#### Your instructions
A complete response lists each line of the data below that includes the word "settings".

#### Available data
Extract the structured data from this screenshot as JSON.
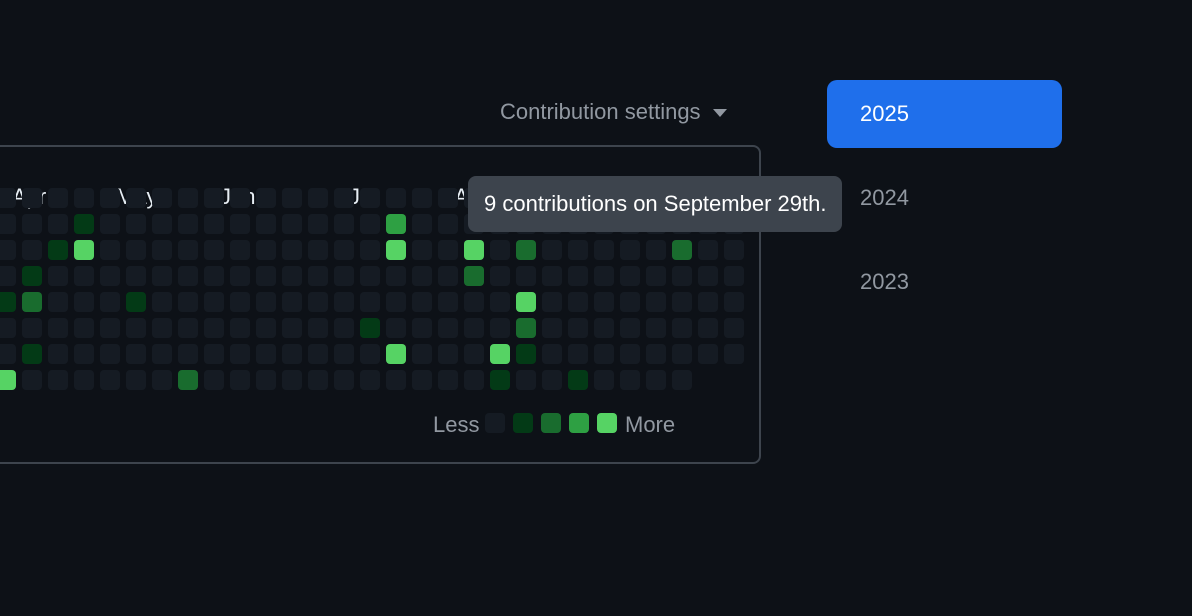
{
  "settings": {
    "label": "Contribution settings"
  },
  "graph": {
    "months": [
      "Apr",
      "May",
      "Jun",
      "Jul",
      "A"
    ],
    "level_colors": [
      "#151b23",
      "#033a16",
      "#196c2e",
      "#2ea043",
      "#56d364"
    ],
    "cells": [
      [
        0,
        0,
        0,
        0,
        0,
        0,
        0,
        0,
        0,
        0,
        0,
        0,
        0,
        0,
        0,
        0,
        0,
        0,
        0,
        0,
        0,
        0,
        0,
        0,
        0,
        0,
        0,
        0,
        0
      ],
      [
        0,
        0,
        0,
        1,
        0,
        0,
        0,
        0,
        0,
        0,
        0,
        0,
        0,
        0,
        0,
        3,
        0,
        0,
        0,
        0,
        0,
        0,
        0,
        0,
        0,
        0,
        0,
        0,
        0
      ],
      [
        0,
        0,
        1,
        4,
        0,
        0,
        0,
        0,
        0,
        0,
        0,
        0,
        0,
        0,
        0,
        4,
        0,
        0,
        4,
        0,
        2,
        0,
        0,
        0,
        0,
        0,
        2,
        0,
        0
      ],
      [
        0,
        1,
        0,
        0,
        0,
        0,
        0,
        0,
        0,
        0,
        0,
        0,
        0,
        0,
        0,
        0,
        0,
        0,
        2,
        0,
        0,
        0,
        0,
        0,
        0,
        0,
        0,
        0,
        0
      ],
      [
        1,
        2,
        0,
        0,
        0,
        1,
        0,
        0,
        0,
        0,
        0,
        0,
        0,
        0,
        0,
        0,
        0,
        0,
        0,
        0,
        4,
        0,
        0,
        0,
        0,
        0,
        0,
        0,
        0
      ],
      [
        0,
        0,
        0,
        0,
        0,
        0,
        0,
        0,
        0,
        0,
        0,
        0,
        0,
        0,
        1,
        0,
        0,
        0,
        0,
        0,
        2,
        0,
        0,
        0,
        0,
        0,
        0,
        0,
        0
      ],
      [
        0,
        1,
        0,
        0,
        0,
        0,
        0,
        0,
        0,
        0,
        0,
        0,
        0,
        0,
        0,
        4,
        0,
        0,
        0,
        4,
        1,
        0,
        0,
        0,
        0,
        0,
        0,
        0,
        0
      ],
      [
        4,
        0,
        0,
        0,
        0,
        0,
        0,
        2,
        0,
        0,
        0,
        0,
        0,
        0,
        0,
        0,
        0,
        0,
        0,
        1,
        0,
        0,
        1,
        0,
        0,
        0,
        0
      ]
    ],
    "legend": {
      "less": "Less",
      "more": "More"
    }
  },
  "tooltip": {
    "text": "9 contributions on September 29th."
  },
  "years": [
    {
      "label": "2025",
      "active": true
    },
    {
      "label": "2024",
      "active": false
    },
    {
      "label": "2023",
      "active": false
    }
  ]
}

#### Answer to this task
  "settings": {
    "label": "Contribution settings"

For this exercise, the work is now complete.